**What the exercise asks**.
Which lines below hold the word "this"? Report each one.

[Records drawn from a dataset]
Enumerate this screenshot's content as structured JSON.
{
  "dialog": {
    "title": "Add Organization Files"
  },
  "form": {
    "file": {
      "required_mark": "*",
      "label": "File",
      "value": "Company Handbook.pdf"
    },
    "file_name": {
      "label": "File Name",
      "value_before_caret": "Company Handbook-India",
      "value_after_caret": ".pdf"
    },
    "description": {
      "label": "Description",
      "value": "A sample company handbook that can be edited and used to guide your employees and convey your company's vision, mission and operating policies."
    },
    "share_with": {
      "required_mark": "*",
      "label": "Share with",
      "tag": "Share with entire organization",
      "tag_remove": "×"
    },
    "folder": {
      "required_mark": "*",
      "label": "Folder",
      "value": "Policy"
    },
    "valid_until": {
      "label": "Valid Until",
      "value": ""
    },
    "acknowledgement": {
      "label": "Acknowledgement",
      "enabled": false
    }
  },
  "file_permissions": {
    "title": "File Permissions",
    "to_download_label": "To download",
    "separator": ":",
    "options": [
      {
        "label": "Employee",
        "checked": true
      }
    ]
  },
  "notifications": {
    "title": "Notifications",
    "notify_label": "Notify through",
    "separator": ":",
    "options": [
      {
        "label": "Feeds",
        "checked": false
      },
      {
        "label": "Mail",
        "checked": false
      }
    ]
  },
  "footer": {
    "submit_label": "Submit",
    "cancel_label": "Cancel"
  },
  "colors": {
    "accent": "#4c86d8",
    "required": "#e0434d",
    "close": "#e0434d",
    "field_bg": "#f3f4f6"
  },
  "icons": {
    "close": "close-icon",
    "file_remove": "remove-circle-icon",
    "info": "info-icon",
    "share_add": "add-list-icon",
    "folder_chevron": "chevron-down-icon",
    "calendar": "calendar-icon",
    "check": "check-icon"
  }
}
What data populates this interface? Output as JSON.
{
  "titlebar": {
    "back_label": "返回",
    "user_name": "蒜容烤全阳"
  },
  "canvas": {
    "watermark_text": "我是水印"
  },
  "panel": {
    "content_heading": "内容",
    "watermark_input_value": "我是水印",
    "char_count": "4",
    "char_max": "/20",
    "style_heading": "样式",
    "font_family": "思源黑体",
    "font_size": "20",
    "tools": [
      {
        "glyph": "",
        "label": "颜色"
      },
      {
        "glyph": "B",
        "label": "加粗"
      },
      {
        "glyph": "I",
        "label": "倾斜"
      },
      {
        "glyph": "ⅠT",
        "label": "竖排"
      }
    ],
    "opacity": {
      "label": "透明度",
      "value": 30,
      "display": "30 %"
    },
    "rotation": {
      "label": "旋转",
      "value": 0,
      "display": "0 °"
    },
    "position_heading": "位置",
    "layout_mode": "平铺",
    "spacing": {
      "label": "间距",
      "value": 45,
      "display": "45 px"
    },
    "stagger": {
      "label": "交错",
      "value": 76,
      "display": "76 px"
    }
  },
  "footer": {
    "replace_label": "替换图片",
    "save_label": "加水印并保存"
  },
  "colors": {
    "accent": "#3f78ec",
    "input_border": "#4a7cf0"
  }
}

**Task response**.
Enumerate this screenshot's content as structured JSON.
What data populates this interface? Output as JSON.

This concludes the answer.